BY ANDREW SMITH
PERTH COUNTY – It may look soft and fuzzy, but the hickory tussock moth caterpillar may rub unwanted visitors the wrong way.
Debbie Matheson, public health nurse with the Perth District Health Unit, says this is the usual time of the year for the small white caterpillar to make an appearance throughout southwestern Ontario, and a few inquires have already come into the PDHU health line.
“It seems to be this time of year that we traditionally get calls, always sort of the end of September,” she said. “They’re white and fuzzy and they look very appealing, and I can see if I was a child I would
definitely want to investigate further.”
The problem is that contact with the hickory tussock moth caterpillar often results in a rash, caused by poison glands on the caterpillar’s long black hairs that excrete venom. Although Matheson said some people are more sensitive to the venom than others, it usually just leaves an uncomfortable rash.
“It’s usually just a contact rash that feels like stinging nettle or poison ivy,” Matheson said. “Most people just get a burning sensation, but you can get some swelling and pain.”
Matheson recommends treating the rash by washing it with soap and water, then applying calamine lotion or ice packs. If the rash persists, Matheson says a doctor should be contacted.
“I think anyone who’s enjoying the outside really just needs to be aware that this caterpillar exists and they should not touch it,” Matheson said.

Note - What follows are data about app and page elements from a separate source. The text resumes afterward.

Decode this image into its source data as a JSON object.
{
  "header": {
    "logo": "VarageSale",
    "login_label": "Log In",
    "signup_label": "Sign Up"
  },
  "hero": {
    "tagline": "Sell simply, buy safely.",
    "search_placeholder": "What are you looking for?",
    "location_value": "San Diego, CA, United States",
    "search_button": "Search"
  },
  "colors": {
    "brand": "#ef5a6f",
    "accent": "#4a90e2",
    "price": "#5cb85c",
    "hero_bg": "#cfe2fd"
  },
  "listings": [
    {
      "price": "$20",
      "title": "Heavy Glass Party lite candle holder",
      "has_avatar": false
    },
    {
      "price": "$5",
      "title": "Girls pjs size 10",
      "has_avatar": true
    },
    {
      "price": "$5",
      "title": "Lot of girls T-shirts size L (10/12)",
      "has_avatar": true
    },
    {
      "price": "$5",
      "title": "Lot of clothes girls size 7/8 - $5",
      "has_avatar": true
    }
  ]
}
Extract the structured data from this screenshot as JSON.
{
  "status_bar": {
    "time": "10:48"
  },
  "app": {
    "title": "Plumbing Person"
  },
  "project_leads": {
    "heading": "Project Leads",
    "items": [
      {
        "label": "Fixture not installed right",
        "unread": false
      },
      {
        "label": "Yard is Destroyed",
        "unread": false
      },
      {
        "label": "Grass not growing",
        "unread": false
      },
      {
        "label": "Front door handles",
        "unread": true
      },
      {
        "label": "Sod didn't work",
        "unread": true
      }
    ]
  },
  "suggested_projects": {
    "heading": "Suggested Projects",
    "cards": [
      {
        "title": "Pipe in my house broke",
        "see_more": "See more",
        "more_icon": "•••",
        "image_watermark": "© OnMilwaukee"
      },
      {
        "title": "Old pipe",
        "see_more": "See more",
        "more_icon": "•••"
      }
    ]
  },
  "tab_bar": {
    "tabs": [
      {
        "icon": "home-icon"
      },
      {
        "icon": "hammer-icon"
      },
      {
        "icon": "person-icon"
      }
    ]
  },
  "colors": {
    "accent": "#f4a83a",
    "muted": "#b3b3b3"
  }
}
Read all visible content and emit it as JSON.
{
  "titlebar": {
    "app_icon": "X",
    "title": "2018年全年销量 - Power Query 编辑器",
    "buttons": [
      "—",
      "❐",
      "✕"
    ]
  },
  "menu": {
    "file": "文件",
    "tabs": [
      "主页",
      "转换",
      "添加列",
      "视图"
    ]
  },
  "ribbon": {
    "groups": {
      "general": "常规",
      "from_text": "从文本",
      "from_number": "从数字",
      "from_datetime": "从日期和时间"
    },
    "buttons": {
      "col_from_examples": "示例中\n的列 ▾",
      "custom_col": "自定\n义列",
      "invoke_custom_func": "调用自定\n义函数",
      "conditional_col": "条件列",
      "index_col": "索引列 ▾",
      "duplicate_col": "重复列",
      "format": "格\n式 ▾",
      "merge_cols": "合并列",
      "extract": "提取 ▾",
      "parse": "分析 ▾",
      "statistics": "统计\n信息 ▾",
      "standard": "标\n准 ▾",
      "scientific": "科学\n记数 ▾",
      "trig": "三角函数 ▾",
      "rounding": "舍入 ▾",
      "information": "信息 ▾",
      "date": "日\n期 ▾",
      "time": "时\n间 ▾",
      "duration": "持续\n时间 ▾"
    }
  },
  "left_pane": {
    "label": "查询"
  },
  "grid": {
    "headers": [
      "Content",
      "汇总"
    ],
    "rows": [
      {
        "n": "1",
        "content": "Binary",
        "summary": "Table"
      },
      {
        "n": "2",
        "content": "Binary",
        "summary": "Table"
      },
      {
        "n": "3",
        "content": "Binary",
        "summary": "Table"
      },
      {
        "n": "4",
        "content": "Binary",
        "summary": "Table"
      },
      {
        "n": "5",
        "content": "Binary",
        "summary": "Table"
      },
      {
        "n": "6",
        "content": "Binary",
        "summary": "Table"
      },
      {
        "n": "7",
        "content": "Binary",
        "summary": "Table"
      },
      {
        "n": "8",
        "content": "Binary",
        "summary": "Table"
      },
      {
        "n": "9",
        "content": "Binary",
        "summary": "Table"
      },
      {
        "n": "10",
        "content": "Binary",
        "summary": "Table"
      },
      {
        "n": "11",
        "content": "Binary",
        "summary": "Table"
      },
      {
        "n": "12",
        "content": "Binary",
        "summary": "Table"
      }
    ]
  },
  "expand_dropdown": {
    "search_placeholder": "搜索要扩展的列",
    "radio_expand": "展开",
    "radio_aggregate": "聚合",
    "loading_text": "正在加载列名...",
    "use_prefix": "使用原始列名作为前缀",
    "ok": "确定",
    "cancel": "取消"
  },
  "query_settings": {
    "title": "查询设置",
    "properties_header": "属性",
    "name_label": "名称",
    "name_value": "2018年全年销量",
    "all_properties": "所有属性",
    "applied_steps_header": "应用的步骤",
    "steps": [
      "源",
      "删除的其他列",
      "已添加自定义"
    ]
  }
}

For more information, call the PDHU health line at 1-877-271-7348 ext. 267.